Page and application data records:
_ _ _ _ _

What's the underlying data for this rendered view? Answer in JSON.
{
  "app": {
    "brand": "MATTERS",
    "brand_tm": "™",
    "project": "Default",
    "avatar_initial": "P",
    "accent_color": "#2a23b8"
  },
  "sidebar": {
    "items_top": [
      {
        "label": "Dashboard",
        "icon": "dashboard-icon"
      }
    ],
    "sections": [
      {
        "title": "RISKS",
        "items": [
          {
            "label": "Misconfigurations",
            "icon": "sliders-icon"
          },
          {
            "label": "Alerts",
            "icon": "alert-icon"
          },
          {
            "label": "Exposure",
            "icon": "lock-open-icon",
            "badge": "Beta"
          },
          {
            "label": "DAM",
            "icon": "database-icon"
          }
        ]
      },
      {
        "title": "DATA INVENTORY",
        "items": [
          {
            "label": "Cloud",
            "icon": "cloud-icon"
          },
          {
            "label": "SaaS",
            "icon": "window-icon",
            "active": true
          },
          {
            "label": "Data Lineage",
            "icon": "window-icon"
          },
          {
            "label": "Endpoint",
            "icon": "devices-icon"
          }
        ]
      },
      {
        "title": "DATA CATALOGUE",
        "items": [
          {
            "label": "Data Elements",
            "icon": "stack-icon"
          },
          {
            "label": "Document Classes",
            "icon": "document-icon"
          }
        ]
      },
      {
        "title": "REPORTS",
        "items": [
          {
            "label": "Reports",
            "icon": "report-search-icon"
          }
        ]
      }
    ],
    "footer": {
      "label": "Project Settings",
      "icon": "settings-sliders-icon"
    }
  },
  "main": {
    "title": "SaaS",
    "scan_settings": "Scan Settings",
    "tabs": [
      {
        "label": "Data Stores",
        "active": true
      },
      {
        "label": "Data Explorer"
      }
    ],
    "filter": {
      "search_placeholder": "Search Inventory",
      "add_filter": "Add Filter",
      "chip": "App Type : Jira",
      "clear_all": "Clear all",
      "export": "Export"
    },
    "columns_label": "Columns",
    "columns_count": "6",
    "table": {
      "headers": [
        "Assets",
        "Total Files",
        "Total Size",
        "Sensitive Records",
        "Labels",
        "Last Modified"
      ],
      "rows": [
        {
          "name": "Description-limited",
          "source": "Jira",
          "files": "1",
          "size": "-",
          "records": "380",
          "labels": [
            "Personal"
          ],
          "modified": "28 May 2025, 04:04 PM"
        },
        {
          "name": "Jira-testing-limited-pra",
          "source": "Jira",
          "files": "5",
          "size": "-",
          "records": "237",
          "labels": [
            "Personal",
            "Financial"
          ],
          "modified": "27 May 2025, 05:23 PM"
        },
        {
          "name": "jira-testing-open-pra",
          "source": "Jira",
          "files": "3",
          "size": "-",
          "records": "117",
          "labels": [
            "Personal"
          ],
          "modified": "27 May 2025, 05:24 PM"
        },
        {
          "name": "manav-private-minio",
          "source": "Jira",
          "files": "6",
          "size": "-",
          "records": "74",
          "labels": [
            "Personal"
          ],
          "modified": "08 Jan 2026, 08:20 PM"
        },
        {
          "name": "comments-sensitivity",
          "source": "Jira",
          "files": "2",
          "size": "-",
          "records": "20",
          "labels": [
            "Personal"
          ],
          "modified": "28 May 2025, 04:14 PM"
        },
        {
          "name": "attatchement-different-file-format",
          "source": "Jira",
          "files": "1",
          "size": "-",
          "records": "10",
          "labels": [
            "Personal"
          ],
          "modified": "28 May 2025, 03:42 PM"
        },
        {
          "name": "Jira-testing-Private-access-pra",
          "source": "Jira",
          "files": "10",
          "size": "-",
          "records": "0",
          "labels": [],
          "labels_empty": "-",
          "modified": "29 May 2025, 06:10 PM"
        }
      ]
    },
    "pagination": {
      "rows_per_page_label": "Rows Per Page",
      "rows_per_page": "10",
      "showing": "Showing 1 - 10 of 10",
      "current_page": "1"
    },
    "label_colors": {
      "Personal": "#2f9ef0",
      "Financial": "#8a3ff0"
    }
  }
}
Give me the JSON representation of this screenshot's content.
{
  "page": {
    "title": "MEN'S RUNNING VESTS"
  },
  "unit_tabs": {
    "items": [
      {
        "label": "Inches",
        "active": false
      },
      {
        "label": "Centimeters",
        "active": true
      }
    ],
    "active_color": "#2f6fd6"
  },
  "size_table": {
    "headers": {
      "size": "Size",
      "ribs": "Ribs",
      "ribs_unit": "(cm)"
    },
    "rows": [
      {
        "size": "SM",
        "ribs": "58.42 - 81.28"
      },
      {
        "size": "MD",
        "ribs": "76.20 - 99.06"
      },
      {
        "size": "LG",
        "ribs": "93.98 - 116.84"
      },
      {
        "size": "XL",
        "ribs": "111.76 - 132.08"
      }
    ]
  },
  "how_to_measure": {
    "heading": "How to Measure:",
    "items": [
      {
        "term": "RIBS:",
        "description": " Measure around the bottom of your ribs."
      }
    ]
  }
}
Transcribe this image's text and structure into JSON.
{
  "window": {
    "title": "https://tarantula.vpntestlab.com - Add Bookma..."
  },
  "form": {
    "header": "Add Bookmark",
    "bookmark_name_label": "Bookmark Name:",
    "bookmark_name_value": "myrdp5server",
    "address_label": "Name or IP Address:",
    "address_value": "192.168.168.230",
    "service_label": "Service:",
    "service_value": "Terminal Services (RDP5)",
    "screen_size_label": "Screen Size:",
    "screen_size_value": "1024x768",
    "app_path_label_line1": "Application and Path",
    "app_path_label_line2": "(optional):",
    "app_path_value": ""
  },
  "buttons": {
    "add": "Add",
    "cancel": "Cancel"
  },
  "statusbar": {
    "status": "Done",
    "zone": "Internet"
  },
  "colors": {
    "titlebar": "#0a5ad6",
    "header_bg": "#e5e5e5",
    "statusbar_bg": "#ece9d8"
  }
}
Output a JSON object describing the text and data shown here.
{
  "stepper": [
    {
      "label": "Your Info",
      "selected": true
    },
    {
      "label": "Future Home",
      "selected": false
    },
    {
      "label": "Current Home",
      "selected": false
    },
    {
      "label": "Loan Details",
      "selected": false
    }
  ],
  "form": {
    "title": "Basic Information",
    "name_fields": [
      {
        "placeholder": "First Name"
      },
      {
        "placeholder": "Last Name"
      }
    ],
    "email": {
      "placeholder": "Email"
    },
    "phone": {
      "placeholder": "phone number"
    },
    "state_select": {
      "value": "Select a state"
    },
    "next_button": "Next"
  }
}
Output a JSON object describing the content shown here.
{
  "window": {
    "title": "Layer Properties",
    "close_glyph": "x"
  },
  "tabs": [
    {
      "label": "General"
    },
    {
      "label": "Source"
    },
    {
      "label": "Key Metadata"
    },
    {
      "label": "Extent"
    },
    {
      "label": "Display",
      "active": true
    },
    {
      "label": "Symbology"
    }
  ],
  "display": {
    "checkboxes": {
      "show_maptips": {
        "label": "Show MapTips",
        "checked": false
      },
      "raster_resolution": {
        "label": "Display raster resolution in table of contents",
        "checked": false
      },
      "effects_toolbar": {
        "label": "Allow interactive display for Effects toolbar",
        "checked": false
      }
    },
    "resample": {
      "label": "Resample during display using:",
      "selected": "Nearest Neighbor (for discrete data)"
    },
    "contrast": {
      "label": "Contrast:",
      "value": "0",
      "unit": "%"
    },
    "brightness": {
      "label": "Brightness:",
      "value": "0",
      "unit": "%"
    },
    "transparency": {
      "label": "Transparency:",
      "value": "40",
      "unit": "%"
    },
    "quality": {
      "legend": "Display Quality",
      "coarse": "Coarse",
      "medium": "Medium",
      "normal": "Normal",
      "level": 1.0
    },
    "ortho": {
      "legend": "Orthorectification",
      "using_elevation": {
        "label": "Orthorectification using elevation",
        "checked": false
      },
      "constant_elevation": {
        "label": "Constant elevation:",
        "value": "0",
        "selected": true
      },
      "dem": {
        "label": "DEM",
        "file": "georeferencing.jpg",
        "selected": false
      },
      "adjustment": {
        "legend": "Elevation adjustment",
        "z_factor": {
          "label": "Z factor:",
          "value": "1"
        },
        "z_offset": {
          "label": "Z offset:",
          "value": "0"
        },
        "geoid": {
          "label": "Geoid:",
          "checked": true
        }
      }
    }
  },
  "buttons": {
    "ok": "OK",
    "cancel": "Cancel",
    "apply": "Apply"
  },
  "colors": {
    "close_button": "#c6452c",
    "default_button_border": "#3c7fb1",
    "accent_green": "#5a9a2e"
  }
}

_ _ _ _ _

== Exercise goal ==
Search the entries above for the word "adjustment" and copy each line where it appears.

== Written solution ==
      "adjustment": {
        "legend": "Elevation adjustment",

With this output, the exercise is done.